To stabilize his position, Musharraf found an unlikely ally in former prime minister and political enemy Benazir Bhutto. Bhutto is from the opposition Pakistan People’s Party (PPP) and has generally high popularity amongst the pro-democratic middle class. She served as prime minister from 1988-90 and again from 1993-96. However, she has lived in self-imposed exile since being charged with graft in 1999. During her tenure, she and her husband allegedly siphoned off about $1.5 billion from government contracts. Bhutto’s conditions for a power-sharing government with Musharraf included immunity from the corruption charges, getting rid of term limits for prime minister, and suspension of the presidential right to dissolve a government. Musharraf has started to make good on those promises by granting her amnesty on the corruption charges.
The US strongly supports Bhutto in spite of her record, because it sees her as a strong stabilizing force for the shaky government. A power sharing deal would broaden the government’s base and reduce the threat posed by Islamists. Many of the democratic steps taken by Musharraf have occurred only through heavy US pressure. This is an intriguing and vastly understated aspect of the now maligned Bush Doctrine. The most commonly cited examples of the Bush Doctrine’s advocacy for democracy are the very direct and proactive invasions and reconstructions in Afghanistan and Iraq. Amid these cases of perceived naive idealism, Pakistan is often cited as an example of the hypocrisy and crass realism of the Bush administration. U.S. support for Musharraf’s government stems from Pakistan’s nukes and the country’s strategic and cultural ties to Afghanistan. Current events however are revealing how the U.S.’s indirect approach in Pakistan may yet bear fruit and strengthen support for the continued spread of democracy in the Middle East.

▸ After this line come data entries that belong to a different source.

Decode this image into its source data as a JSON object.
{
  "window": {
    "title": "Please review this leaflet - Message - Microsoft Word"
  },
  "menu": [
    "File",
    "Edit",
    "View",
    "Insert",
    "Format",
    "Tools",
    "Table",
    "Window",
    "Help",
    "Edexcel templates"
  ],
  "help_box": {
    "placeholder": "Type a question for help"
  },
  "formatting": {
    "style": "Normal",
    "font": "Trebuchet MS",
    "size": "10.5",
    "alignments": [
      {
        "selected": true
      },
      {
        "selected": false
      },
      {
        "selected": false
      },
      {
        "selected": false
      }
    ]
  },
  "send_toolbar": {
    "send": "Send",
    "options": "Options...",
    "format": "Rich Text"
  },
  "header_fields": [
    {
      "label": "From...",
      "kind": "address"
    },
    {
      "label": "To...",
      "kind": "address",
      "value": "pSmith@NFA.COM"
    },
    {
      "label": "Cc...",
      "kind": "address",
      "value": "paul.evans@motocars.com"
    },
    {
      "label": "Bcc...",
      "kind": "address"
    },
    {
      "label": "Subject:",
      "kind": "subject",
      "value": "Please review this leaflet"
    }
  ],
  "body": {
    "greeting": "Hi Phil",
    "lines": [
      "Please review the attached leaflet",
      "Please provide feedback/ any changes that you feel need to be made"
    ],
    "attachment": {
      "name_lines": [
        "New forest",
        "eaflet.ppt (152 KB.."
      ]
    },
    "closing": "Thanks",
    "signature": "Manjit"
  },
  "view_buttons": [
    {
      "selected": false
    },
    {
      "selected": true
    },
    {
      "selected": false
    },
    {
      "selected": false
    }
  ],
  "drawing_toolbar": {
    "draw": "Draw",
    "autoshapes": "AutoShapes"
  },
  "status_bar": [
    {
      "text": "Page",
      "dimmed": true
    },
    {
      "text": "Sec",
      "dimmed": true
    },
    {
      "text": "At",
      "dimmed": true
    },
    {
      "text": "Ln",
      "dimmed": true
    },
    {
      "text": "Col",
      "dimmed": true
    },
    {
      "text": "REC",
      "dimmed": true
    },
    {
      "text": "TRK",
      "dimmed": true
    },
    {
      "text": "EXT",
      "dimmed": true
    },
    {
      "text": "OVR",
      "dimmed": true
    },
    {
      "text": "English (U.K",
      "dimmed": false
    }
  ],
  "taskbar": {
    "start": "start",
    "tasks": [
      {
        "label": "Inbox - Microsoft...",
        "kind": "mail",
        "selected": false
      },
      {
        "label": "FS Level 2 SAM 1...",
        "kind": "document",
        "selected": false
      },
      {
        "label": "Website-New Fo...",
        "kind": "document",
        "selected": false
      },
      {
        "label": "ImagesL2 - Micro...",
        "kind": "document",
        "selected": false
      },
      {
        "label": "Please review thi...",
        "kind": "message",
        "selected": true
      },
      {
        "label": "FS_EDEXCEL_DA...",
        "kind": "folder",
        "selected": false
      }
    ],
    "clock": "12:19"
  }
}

Recent U.S. policy regarding Pakistan has created tangible undercurrents of democratization in Pakistan and buoyed the democracy movement there. The once autocratic Musharraf must now deal with the checks and balances of democracy.